Opening with the sprawling jazz rollick “Falling Down A Mountain,” Tindersticks almost seem to be toying with its fans’ perception of the band. New drummer David Kitt allows his percussive know-how to shake, rattle, and pop with jubilant verve providing, an instantly danceable backbone for the players to build upon. Terry Edwards’ trumpet coasts along washes of ambient guitar feedback, while Staples’ call-and-response mantra, “Baby won’t you come on, baby come on/ Falling down a mountain,” is wonderfully echoed by Dan McKenna’s bass line.
In fact, energetic arrangements hallmark Falling Down A Mountain, from the effortlessly catchy retro sunshine pop of “Harmony Around My Table” to the Velvet Underground-reminiscent “Black Smoke.” To a lesser degree, the flamenco guitars and Southwest-inspired landscapes of “She Rode Me Down” sustain this energy, but in the shadow of stronger songwriting elsewhere on the album, the track feels like a sheep in wolf’s clothing.
In true Tindersticks form, some of Falling Down A Mountain’s strongest moments also come in the form of tender balladry. “Peanuts,” a duet with reclusive Canadian singer Mary Margaret O’Hara, is a deceptively simple track about the sacrifices, big and small, one often makes for love. “Keep You Beautiful” is a seductive Bacharach-inspired arrangement made more stoic by Staples’ delicate delivery. While penultimate track “Factory Girls” begins with simplistic piano tinkering that crescendos into a swell of epic chamber pop with David Boulter’s masterful piano playing cascading down the arrangement like stardust.

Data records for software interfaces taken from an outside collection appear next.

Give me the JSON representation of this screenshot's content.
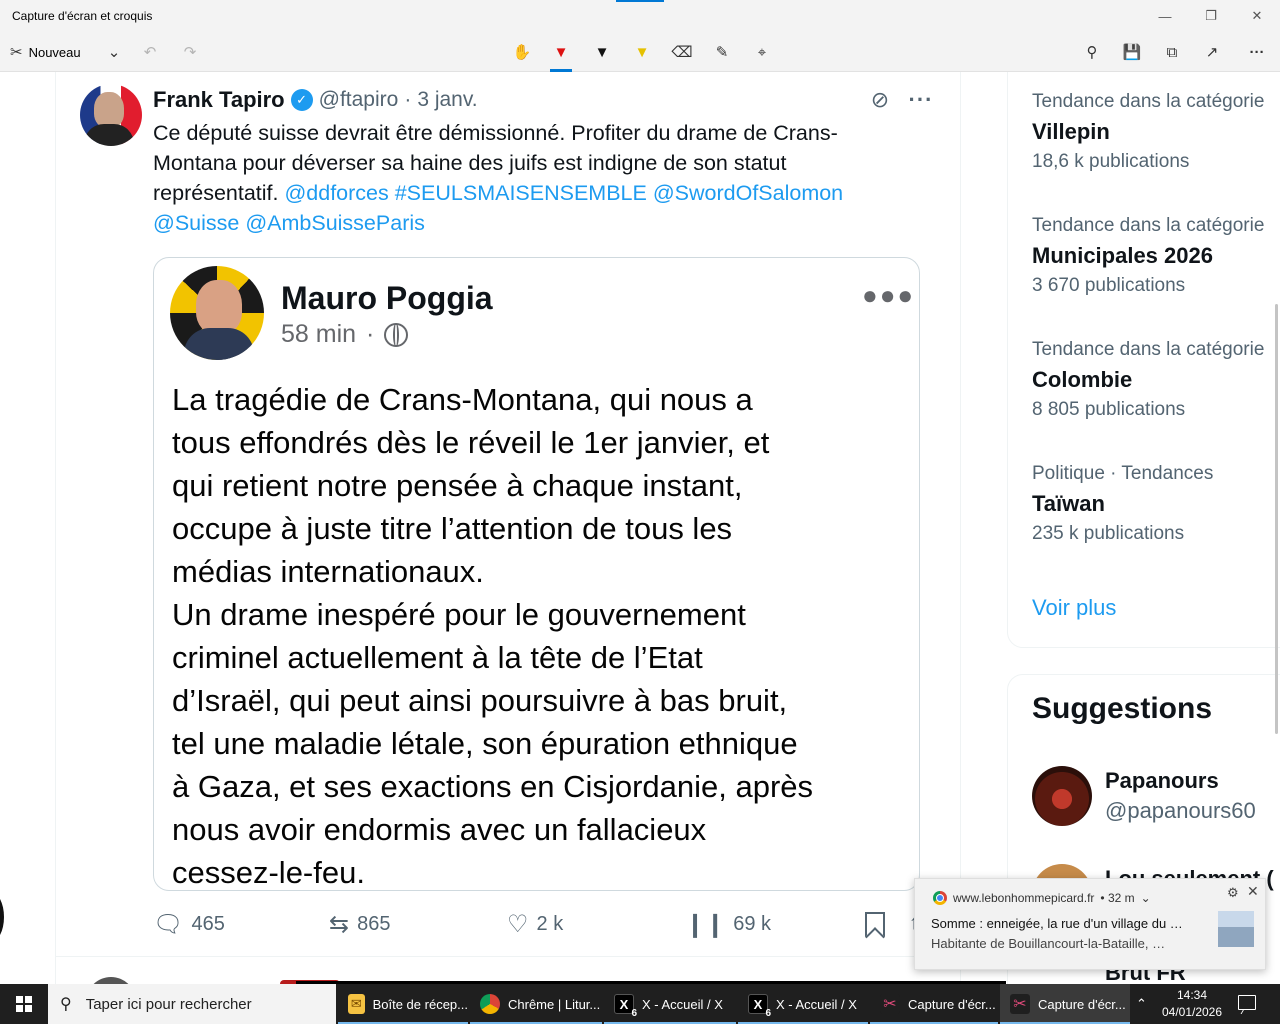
{
  "app": {
    "title": "Capture d'écran et croquis",
    "new_label": "Nouveau",
    "colors": {
      "accent": "#0078d4",
      "chrome_bg": "#f3f3f3"
    }
  },
  "tweet": {
    "author": "Frank Tapiro",
    "handle": "@ftapiro",
    "dot": "·",
    "date": "3 janv.",
    "text_lines": [
      "Ce député suisse devrait être démissionné. Profiter du drame de Crans-",
      "Montana pour déverser sa haine des juifs est indigne de son statut"
    ],
    "text_prefix": "représentatif. ",
    "links_line3": "@ddforces #SEULSMAISENSEMBLE @SwordOfSalomon",
    "links_line4": "@Suisse @AmbSuisseParis",
    "embed": {
      "author": "Mauro Poggia",
      "time": "58 min",
      "dot": "·",
      "lines": [
        "La tragédie de Crans-Montana, qui nous a",
        "tous effondrés dès le réveil le 1er janvier, et",
        "qui retient notre pensée à chaque instant,",
        "occupe à juste titre l’attention de tous les",
        "médias internationaux.",
        "Un drame inespéré pour le gouvernement",
        "criminel actuellement à la tête de l’Etat",
        "d’Israël, qui peut ainsi poursuivre à bas bruit,",
        "tel une maladie létale, son épuration ethnique",
        "à Gaza, et ses exactions en Cisjordanie, après",
        "nous avoir endormis avec un fallacieux",
        "cessez-le-feu."
      ]
    },
    "stats": {
      "replies": "465",
      "reposts": "865",
      "likes": "2 k",
      "views": "69 k"
    },
    "colors": {
      "link": "#1d9bf0",
      "verified": "#1d9bf0"
    }
  },
  "sidebar": {
    "trends": [
      {
        "category": "Tendance dans la catégorie",
        "name": "Villepin",
        "count": "18,6 k publications"
      },
      {
        "category": "Tendance dans la catégorie",
        "name": "Municipales 2026",
        "count": "3 670 publications"
      },
      {
        "category": "Tendance dans la catégorie",
        "name": "Colombie",
        "count": "8 805 publications"
      },
      {
        "category": "Politique · Tendances",
        "name": "Taïwan",
        "count": "235 k publications"
      }
    ],
    "see_more": "Voir plus",
    "suggestions_title": "Suggestions",
    "suggestions": [
      {
        "name": "Papanours",
        "handle": "@papanours60"
      },
      {
        "name": "Lou seulement ("
      },
      {
        "name": "Brut FR"
      }
    ]
  },
  "toast": {
    "source": "www.lebonhommepicard.fr",
    "age": "• 32 m",
    "title": "Somme : enneigée, la rue d'un village du …",
    "body": "Habitante de Bouillancourt-la-Bataille, …"
  },
  "taskbar": {
    "search_placeholder": "Taper ici pour rechercher",
    "tasks": [
      {
        "label": "Boîte de récep...",
        "icon": "mail-icon"
      },
      {
        "label": "Chrême | Litur...",
        "icon": "chrome-icon"
      },
      {
        "label": "X - Accueil / X",
        "icon": "x-icon",
        "badge": "6"
      },
      {
        "label": "X - Accueil / X",
        "icon": "x-icon",
        "badge": "6"
      },
      {
        "label": "Capture d'écr...",
        "icon": "snip-icon"
      },
      {
        "label": "Capture d'écr...",
        "icon": "snip-icon"
      }
    ],
    "time": "14:34",
    "date": "04/01/2026"
  }
}
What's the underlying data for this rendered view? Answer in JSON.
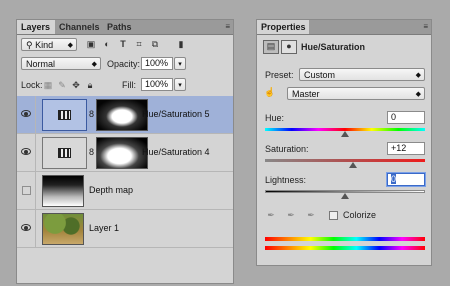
{
  "layers_panel": {
    "tabs": [
      "Layers",
      "Channels",
      "Paths"
    ],
    "filter": {
      "label": "Kind"
    },
    "blend_mode": "Normal",
    "opacity": {
      "label": "Opacity:",
      "value": "100%"
    },
    "lock": {
      "label": "Lock:"
    },
    "fill": {
      "label": "Fill:",
      "value": "100%"
    },
    "layers": [
      {
        "name": "Hue/Saturation 5",
        "type": "adjustment",
        "visible": true,
        "selected": true
      },
      {
        "name": "Hue/Saturation 4",
        "type": "adjustment",
        "visible": true,
        "selected": false
      },
      {
        "name": "Depth map",
        "type": "image",
        "visible": false,
        "selected": false
      },
      {
        "name": "Layer 1",
        "type": "image",
        "visible": true,
        "selected": false
      }
    ]
  },
  "properties_panel": {
    "tab": "Properties",
    "title": "Hue/Saturation",
    "preset": {
      "label": "Preset:",
      "value": "Custom"
    },
    "range": {
      "value": "Master"
    },
    "hue": {
      "label": "Hue:",
      "value": "0"
    },
    "saturation": {
      "label": "Saturation:",
      "value": "+12"
    },
    "lightness": {
      "label": "Lightness:",
      "value": "0"
    },
    "colorize": {
      "label": "Colorize",
      "checked": false
    }
  },
  "colors": {
    "selection": "#9fb1d8",
    "panel": "#d4d4d4",
    "background": "#aaaaaa"
  }
}
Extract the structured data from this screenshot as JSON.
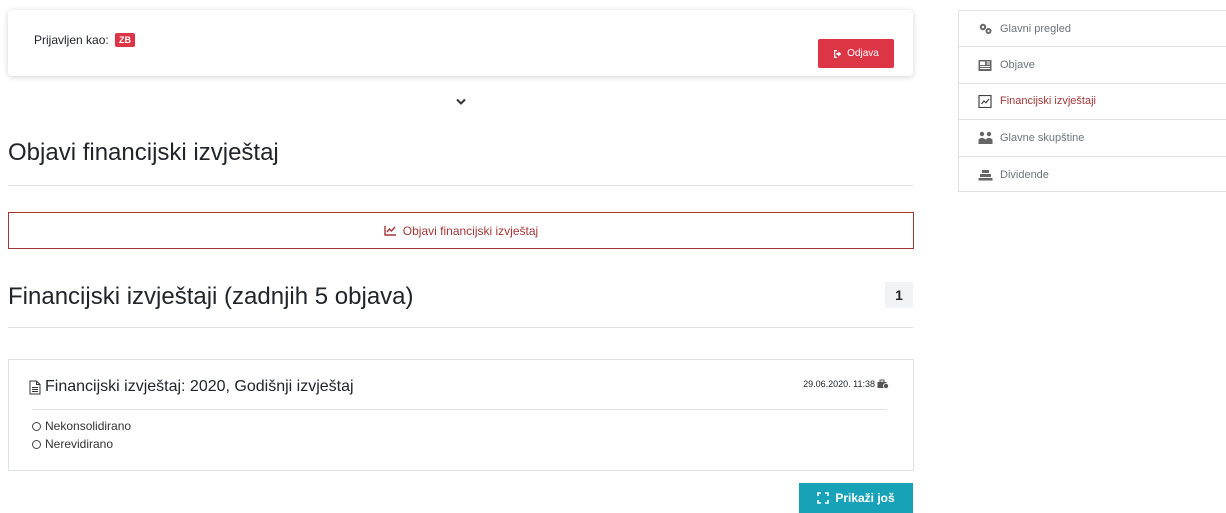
{
  "header": {
    "logged_in_label": "Prijavljen kao:",
    "user_badge": "ZB",
    "logout_label": "Odjava"
  },
  "publish": {
    "title": "Objavi financijski izvještaj",
    "button_label": "Objavi financijski izvještaj"
  },
  "reports": {
    "title": "Financijski izvještaji (zadnjih 5 objava)",
    "count": "1",
    "items": [
      {
        "title": "Financijski izvještaj: 2020, Godišnji izvještaj",
        "date": "29.06.2020. 11:38",
        "statuses": [
          "Nekonsolidirano",
          "Nerevidirano"
        ]
      }
    ],
    "more_label": "Prikaži još"
  },
  "sidebar": {
    "items": [
      {
        "label": "Glavni pregled",
        "icon": "cogs-icon",
        "active": false
      },
      {
        "label": "Objave",
        "icon": "newspaper-icon",
        "active": false
      },
      {
        "label": "Financijski izvještaji",
        "icon": "chart-square-icon",
        "active": true
      },
      {
        "label": "Glavne skupštine",
        "icon": "people-icon",
        "active": false
      },
      {
        "label": "Dividende",
        "icon": "money-stack-icon",
        "active": false
      }
    ]
  },
  "colors": {
    "danger": "#dc3545",
    "dark_red": "#a33636",
    "info": "#17a2b8"
  }
}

The album closes with “Piano Music,” an oddly arranged, string-laden instrumental that makes for an appropriate ending to an album of such unlikely beauty and hard won joy. While not the definitive Tindersticks album, Falling Down A Mountain is a compassionate, delicately rendered collection of songs that warrants repeated listening.